• The Philly cheesesteak is thin-sliced beef – usually with onions and sometimes bell peppers – and melted cheese served on a long roll.
• The po’ boy is another classic. It’s made with a crusty long roll that’s split and filled with cold cuts, roast beef or fried seafood (especially for the New Orleans version).
• The Reuben is corned beef, sauerkraut and Swiss cheese topped with Russian or Thousand Island dressing served on grilled rye bread.
• The sloppy Joe is ground beef cooked with seasoned tomato sauce and served on a round bun.
• The BLT is named for its ingredients – bacon, lettuce and tomato – that are usually served on toasted bread with mayonnaise.
• The club or clubhouse is a triple-decker sandwich comprised of sliced turkey or chicken, bacon, lettuce and tomato. In restaurants, it’s often quartered diagonally and skewered with toothpicks to hold the goodies together.
• The grilled cheese is made with one or more varieties of cheese that are grilled between two slices of bread.
Here are two of my favorite sandwiches:
Monterey Memory Sandwich
2 slices multigrain or 100 percent whole-wheat bread
1 tablespoon mayonnaise
2 slices Havarti cheese
¼ pound thinly sliced mortadella (Italian “bologna” made with whole black peppercorns and pistachio nuts)
Spread the bread with the mayonnaise. Place the cheese on each slice of bread. Roll the mortadella and lay it on one side of the bread and top with the sprouts. Place the other slice of cheesed bread on top.
Turkey and Pesto Panini
2 slices sourdough bread
2 tablespoons pesto
¼ pound sliced smoked turkey
½ a roasted red pepper
1 slice Fontina cheese

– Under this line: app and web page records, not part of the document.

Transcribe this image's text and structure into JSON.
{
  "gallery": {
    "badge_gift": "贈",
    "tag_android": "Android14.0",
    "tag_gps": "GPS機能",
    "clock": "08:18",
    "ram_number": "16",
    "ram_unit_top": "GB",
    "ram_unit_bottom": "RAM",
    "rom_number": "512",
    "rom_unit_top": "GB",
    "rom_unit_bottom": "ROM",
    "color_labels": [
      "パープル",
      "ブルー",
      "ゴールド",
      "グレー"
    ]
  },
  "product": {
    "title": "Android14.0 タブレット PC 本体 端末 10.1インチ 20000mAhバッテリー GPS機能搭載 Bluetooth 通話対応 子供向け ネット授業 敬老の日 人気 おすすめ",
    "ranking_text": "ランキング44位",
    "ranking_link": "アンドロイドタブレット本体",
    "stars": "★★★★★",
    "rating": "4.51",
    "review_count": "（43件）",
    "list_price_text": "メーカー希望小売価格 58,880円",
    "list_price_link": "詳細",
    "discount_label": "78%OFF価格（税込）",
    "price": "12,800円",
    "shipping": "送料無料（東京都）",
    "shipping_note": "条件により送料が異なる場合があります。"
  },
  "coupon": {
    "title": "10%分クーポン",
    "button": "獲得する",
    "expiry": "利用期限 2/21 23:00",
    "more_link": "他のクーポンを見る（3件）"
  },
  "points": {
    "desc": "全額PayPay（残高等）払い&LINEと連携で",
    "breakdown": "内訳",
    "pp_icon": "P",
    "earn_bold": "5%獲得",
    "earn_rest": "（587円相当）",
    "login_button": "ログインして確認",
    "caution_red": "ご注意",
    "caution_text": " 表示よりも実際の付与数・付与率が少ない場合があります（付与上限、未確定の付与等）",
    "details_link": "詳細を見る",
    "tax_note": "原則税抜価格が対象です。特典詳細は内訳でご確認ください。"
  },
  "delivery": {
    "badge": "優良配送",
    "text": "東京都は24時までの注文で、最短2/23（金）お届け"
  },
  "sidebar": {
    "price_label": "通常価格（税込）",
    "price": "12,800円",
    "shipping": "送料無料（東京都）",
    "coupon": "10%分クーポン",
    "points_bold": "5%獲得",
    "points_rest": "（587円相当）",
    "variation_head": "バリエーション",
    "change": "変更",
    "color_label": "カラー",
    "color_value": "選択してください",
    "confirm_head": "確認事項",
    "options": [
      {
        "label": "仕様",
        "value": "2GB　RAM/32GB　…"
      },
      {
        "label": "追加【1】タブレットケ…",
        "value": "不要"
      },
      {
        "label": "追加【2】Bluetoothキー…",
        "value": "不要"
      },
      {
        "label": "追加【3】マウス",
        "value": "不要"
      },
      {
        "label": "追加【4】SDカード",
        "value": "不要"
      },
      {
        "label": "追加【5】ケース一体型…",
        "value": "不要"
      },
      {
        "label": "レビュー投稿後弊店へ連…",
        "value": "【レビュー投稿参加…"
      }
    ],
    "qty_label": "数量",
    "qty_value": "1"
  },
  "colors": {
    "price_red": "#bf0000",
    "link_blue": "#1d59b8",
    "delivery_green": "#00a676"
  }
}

Spread the pesto on both slices of bread. Place the turkey on one side and the cheese on the other. Lay the roasted red pepper on top of the turkey and top with the cheese bread slice. Grill in a panini maker to desired doneness.